“Nobody should underestimate their ability and capacity. They are attacking with small numbers, mobile forces and speed: they are not holding territory.”
The peshmerga’s withdrawal from Sinjar left tens of thousands of ethnic Yezidis at the mercy of the Islamic State, which considers them devil worshippers, or stranded on a mountain with scant food and water.
Several Yezidis said they had begged the peshmerga to hand over their weapons before they withdrew so they could protect themselves, but were refused.
“There was categorically no order to withdraw from any front,” said peshmerga spokesman Hikmat, dismissing statements by some Kurdish officials that the retreat was tactical. “There was negligence.”
Hikmat said the field commanders responsible for the area were under investigation. It will take more, however, to restore confidence among Yezidis, who feel betrayed by the peshmerga.
“We used to feel safe, and that the peshmerga had our back,” said 31-year-old Yezidi Firas, who fled Sinjar with his family and eventually made it to the Kurdish city of Duhok after escaping from the Mount Sinjar via Syria.
“We trusted them, but they withdrew and destroyed us. How can we trust them anymore?”

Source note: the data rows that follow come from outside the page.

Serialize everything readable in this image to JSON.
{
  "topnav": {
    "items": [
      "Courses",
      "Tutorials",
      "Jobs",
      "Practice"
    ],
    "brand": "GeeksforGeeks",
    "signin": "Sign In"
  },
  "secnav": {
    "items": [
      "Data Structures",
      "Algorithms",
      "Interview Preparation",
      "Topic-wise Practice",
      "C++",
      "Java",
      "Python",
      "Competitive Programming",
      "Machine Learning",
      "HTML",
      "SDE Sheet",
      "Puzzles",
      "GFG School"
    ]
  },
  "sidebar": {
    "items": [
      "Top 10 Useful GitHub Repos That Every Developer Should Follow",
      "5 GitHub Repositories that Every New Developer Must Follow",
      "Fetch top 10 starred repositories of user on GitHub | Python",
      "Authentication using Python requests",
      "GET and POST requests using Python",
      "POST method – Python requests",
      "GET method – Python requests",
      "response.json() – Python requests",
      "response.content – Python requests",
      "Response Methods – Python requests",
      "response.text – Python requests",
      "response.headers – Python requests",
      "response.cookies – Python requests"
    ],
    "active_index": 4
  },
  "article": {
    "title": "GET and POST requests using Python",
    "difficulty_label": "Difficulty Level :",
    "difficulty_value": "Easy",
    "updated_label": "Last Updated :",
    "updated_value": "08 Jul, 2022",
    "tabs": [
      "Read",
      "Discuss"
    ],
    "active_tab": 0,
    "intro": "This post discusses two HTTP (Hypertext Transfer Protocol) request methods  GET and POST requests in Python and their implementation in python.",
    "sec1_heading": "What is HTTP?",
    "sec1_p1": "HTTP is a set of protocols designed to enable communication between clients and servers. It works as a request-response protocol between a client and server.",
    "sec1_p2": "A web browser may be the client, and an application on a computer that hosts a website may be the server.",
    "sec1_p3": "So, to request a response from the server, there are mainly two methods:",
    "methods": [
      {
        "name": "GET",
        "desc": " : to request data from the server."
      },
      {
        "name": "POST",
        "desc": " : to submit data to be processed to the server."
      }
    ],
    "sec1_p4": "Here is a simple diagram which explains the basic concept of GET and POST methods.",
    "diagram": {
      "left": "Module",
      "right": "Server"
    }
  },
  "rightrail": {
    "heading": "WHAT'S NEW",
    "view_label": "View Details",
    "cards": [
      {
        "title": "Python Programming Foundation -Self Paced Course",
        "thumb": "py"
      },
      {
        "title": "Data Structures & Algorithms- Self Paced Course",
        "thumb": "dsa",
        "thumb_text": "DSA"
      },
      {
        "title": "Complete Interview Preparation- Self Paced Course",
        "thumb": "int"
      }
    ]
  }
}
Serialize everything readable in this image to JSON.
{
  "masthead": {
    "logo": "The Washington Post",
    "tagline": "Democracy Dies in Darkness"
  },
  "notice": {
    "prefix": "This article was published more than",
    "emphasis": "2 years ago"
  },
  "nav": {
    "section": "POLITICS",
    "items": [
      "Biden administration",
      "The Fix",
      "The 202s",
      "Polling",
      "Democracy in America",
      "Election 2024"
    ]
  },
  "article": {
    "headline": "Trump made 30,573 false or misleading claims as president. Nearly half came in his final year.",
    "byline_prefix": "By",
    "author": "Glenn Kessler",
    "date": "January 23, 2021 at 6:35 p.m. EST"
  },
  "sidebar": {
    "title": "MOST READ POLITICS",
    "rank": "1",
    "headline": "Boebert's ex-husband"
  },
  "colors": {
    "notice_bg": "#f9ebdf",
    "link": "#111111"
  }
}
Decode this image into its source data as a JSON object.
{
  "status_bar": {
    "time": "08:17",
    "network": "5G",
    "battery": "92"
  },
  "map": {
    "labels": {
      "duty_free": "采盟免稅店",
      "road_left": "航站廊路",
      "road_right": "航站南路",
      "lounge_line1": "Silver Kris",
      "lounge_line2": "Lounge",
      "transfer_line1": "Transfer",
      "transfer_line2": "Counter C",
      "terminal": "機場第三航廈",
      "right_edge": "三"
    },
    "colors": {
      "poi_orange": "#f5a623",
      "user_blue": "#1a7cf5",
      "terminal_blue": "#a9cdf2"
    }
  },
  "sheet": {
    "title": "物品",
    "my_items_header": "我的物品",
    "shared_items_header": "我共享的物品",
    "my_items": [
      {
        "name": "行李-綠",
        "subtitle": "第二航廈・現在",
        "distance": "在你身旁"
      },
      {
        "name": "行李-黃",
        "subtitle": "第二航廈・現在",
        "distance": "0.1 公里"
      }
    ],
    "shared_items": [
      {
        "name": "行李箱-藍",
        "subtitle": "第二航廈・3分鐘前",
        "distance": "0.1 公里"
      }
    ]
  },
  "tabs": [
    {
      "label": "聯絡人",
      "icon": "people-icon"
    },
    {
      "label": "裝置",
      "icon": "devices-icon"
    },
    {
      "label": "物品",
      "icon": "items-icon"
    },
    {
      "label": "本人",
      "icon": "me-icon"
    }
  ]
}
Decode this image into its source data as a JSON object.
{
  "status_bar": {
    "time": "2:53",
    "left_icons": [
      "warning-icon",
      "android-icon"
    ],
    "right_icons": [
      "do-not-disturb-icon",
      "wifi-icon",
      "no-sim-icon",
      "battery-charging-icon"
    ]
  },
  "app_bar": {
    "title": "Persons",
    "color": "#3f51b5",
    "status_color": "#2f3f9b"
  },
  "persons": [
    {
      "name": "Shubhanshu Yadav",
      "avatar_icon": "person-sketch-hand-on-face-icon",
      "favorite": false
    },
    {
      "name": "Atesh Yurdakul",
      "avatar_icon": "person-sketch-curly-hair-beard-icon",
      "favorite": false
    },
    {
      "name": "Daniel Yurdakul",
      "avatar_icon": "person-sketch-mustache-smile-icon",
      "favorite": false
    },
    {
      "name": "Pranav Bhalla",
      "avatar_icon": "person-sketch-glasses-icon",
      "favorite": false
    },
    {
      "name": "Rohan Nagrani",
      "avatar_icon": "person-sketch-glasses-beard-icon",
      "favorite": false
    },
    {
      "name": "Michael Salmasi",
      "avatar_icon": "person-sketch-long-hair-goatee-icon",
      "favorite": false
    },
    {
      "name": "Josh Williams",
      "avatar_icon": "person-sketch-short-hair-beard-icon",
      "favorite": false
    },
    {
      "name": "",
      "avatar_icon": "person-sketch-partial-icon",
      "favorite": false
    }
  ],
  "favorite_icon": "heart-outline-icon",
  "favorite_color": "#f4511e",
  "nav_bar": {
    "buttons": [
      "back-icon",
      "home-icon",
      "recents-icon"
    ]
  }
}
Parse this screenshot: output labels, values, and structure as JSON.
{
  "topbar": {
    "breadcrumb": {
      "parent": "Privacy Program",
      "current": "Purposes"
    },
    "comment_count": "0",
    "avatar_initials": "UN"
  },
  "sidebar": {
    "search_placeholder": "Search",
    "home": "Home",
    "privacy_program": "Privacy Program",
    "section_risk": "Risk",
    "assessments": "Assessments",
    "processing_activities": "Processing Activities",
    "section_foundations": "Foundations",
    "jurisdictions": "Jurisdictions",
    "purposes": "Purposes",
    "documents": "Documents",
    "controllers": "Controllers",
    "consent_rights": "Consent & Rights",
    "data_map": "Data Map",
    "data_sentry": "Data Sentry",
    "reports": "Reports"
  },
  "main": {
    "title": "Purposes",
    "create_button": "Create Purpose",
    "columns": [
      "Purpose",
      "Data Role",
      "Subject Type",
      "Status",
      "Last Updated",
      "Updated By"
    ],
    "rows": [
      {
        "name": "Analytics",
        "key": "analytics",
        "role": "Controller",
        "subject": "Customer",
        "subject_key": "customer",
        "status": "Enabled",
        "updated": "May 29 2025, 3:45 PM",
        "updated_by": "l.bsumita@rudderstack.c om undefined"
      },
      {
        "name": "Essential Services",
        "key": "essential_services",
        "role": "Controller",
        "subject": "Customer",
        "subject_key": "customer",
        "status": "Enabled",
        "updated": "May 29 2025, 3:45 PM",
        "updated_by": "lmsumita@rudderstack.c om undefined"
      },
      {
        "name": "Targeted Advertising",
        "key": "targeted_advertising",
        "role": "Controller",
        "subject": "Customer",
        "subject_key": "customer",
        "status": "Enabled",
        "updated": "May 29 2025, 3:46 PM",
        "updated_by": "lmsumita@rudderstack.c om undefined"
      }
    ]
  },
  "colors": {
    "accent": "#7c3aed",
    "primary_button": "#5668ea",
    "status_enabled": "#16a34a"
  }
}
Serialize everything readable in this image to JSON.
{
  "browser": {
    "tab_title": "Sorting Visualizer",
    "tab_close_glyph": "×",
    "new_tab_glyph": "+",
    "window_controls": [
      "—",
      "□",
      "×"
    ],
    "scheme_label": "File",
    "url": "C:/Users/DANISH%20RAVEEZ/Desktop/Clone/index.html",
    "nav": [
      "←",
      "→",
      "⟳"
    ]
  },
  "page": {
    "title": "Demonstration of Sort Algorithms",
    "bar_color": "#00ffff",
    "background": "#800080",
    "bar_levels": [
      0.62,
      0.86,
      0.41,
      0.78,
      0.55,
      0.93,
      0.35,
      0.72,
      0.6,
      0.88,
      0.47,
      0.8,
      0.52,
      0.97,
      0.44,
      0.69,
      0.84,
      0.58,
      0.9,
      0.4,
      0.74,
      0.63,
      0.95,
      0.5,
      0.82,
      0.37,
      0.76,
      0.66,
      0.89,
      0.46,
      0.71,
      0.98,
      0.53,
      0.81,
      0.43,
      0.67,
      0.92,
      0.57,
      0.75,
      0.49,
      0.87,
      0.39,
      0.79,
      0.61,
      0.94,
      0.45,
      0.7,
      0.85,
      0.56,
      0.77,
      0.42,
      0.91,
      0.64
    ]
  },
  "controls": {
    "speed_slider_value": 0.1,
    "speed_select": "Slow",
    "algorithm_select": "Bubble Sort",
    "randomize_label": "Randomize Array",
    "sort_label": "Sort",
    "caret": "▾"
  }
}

Walking on crutches, the peshmerga, who was wounded fighting in Sinjar, said he would return to the line of duty as soon as his ankle healed, but admitted he had never really expected to take part in a conflict.
“We didn’t think the day would come when there would be another war”. ($1 = 1162.9000 Iraqi Dinars)
Additional reporting by Michael Georgy in Baghdad, Warren Strobel and Missy Ryan in Washington and Peter Apps in London; editing by Michael Georgy, Peter Millership and Will Waterman